### ASSIGNED TASK
Here is a block of records. Copy every line in it that includes "javax".

Top of DATA FOR THIS TASK

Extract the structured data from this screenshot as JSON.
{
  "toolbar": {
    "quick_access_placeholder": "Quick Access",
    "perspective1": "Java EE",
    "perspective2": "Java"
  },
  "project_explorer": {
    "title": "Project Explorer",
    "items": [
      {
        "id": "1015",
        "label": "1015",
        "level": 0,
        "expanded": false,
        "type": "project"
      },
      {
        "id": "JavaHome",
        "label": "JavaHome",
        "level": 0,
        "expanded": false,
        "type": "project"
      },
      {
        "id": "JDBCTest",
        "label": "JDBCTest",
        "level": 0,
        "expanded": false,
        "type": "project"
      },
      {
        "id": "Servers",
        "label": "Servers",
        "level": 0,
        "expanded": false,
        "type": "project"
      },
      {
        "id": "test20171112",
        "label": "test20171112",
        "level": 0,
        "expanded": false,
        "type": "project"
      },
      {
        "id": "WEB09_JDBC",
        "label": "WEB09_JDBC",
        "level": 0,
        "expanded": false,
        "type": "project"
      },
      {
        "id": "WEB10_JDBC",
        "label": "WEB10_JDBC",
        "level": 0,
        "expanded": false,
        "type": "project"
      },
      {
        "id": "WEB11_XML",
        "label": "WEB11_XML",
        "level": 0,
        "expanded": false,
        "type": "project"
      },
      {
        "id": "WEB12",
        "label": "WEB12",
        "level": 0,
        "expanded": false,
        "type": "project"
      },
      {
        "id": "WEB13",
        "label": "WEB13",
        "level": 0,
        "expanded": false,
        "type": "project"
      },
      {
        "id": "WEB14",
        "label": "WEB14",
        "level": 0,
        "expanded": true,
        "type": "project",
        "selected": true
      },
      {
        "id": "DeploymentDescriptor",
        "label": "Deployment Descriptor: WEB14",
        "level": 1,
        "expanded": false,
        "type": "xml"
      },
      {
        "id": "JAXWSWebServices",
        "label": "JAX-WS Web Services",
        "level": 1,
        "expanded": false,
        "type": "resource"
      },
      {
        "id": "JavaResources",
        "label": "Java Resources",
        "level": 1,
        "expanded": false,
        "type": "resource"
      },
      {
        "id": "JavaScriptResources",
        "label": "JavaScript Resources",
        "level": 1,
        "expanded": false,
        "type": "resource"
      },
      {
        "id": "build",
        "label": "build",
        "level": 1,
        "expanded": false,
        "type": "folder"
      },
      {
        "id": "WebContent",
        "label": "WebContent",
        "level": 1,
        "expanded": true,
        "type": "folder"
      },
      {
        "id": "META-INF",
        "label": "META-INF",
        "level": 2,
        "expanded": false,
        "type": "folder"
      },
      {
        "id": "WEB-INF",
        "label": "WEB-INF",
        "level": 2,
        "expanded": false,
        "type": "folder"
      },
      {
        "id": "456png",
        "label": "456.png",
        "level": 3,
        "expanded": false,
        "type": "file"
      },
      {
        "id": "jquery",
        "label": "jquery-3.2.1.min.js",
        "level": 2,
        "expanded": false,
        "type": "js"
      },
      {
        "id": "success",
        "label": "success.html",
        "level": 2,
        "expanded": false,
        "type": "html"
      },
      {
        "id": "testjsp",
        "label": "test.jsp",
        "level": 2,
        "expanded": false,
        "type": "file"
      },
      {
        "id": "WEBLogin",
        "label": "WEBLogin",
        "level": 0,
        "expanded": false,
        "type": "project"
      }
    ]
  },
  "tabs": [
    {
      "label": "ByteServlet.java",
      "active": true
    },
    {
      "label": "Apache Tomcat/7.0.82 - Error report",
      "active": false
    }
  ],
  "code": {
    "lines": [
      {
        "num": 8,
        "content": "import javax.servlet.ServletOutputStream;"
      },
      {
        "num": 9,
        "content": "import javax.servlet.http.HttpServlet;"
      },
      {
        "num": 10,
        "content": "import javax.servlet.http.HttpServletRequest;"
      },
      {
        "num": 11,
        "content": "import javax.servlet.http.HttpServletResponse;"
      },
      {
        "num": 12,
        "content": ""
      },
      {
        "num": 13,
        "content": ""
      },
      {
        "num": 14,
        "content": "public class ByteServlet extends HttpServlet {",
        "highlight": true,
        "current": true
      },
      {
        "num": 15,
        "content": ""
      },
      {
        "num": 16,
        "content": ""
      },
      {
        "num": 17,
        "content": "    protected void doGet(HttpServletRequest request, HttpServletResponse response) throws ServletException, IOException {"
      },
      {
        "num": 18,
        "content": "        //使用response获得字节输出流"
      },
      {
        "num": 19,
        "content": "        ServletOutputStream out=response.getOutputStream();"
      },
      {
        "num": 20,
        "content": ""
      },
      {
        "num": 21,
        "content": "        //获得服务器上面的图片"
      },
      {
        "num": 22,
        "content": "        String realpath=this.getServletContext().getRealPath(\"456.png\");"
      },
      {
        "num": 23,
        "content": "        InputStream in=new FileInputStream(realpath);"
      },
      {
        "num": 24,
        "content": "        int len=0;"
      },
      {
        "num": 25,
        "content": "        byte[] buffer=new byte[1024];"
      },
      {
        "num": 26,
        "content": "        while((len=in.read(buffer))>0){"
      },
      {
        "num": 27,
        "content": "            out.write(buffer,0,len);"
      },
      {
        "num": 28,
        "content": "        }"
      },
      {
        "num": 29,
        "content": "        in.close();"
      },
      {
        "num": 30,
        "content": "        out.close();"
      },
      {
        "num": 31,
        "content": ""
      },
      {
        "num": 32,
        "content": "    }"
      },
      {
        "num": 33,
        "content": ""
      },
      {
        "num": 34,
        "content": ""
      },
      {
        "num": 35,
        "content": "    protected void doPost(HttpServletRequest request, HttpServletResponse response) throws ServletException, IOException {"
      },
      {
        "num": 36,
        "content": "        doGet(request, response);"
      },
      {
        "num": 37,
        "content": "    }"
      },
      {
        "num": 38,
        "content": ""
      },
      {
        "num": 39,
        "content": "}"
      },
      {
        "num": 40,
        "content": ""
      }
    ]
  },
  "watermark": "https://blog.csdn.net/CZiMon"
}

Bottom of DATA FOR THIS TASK

### OUTPUT OF THE TASK
        "content": "import javax.servlet.ServletOutputStream;"
        "content": "import javax.servlet.http.HttpServlet;"
        "content": "import javax.servlet.http.HttpServletRequest;"
        "content": "import javax.servlet.http.HttpServletResponse;"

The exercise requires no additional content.